Author: David Scharfenberg
Publication: Providence Phoenix
Publication Date: September 27th, 2011

Click here to read the full article at the Providence Phoenix 

A coalition of local and national advocates for same-sex marriage have launched a campaign urging Senator Jack Reed to join the other three members of the Rhode Island delegation in supporting a repeal of the federal Defense of Marriage Act.

DOMA, signed by President Bill Clinton in 1996, defines marriage as a union of a man and a woman, forbids federal recognition of same-sex marriage, and holds that no state is required to recognize a same-sex marriage sanctioned by another state.

Repealing DOMA has been a top priority of gay rights advocates for years now. And activists have been marshalling support in Congress for the Repect for Marriage Act, which would nullify DOMA.

The coalition pressing Reed includes national organizations Freedom to Marry (which helped with this year's unsuccessful push for a same-sex marriage law in Rhode Island) and Courage Campaign and local groups Marriage Equality Rhode Island and Ocean State Action. The campaign includes a press for media coverage; a video of Deb Tevyaw, widow of a Rhode Island corrections officer and marriage equality advocate who pushed for her wife to get access to Social Security benefits upon her death (the pair were married in Massachusetts); and an online petition drive.

Advocates plan to deliver signatures to Senator Reed's office next week. I've put in a call to Senator Reed's office and will post reaction when I get it.

Freedom to Marry and Courage Campaign were part of an effort to win Maryland Senator Barbara Mikulski's support for the Respect for Marriage Act; this is a national effort.

Ray Sullivan, campaign director for MERI, says Senator Reed is an important figure in Washington, with key committee assignments and pull with colleagues on both sides of the aisle.

Repealing DOMA would be particularly impactful here, he says, because Rhode Island is sandwiched between two states that allow same-sex marriage.

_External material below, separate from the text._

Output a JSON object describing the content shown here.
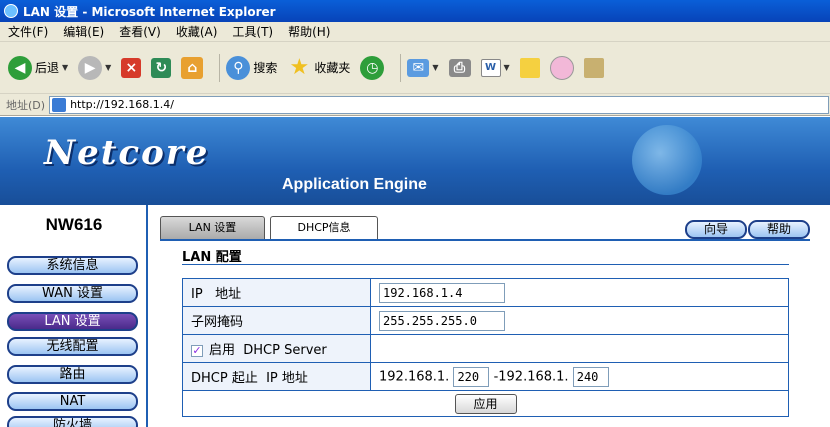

Rhode Islanders who cross the border to marry in one of those states would get access to a host of federal rights if DOMA is vanquished.